The compensation judge was unable to identify the medical benefits recovered in this case and this court is unable to do so either. Where there is no evidence as to the medical benefits recovered for the employee, there is no basis for the compensation judge to conclude that a contingent fee is inadequate to compensate the attorney for representing the employee at the hearing, and therefore the Roraff and Irwin cases are inapplicable. The employee has failed to establish entitlement to Roraff fees in this case since the record does not indicate that medical benefits were recovered for the employee. Accordingly, the compensation judge’s award of Roraff fees is reversed.
 Roraff v. State, Dep’t of Transp, 288 N.W.2d 15, 32 W.C.D. 297 (Minn. 1980).
 Finding 10.
 Krovchuk v. Koch Oil Refinery, 48 W.C.D 607 (W.C.C.A 1993), summarily aff’d (Minn. June 3, 1993).
 Minn. Stat. § 176.081, subd. 1(c).
 Minn. Stat. § 176.081, subd. 1(a)(1).

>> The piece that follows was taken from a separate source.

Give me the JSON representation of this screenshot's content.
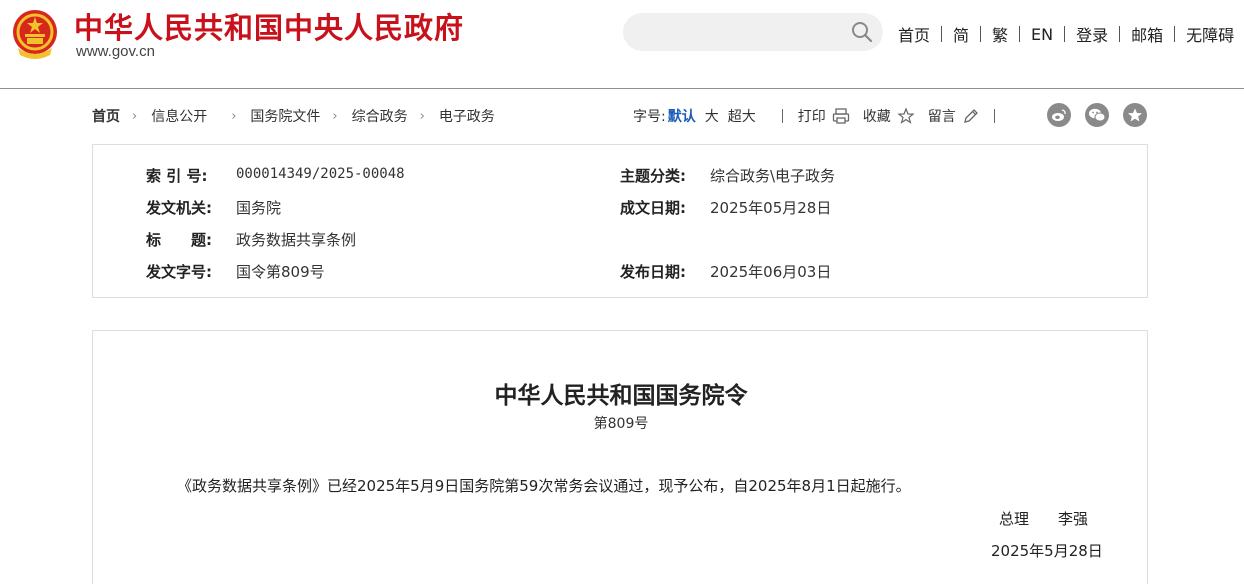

 Irwin v. Surdyk’s Liquor, 599 N.W.2d 132, 142, 59 W.C.D. 319, 336 (Minn. 1999); see also Irwin v. Surdyk’s Liquor (Irwin II), 60 W.C.D. 150, 158 (W.C.C.A. 2000).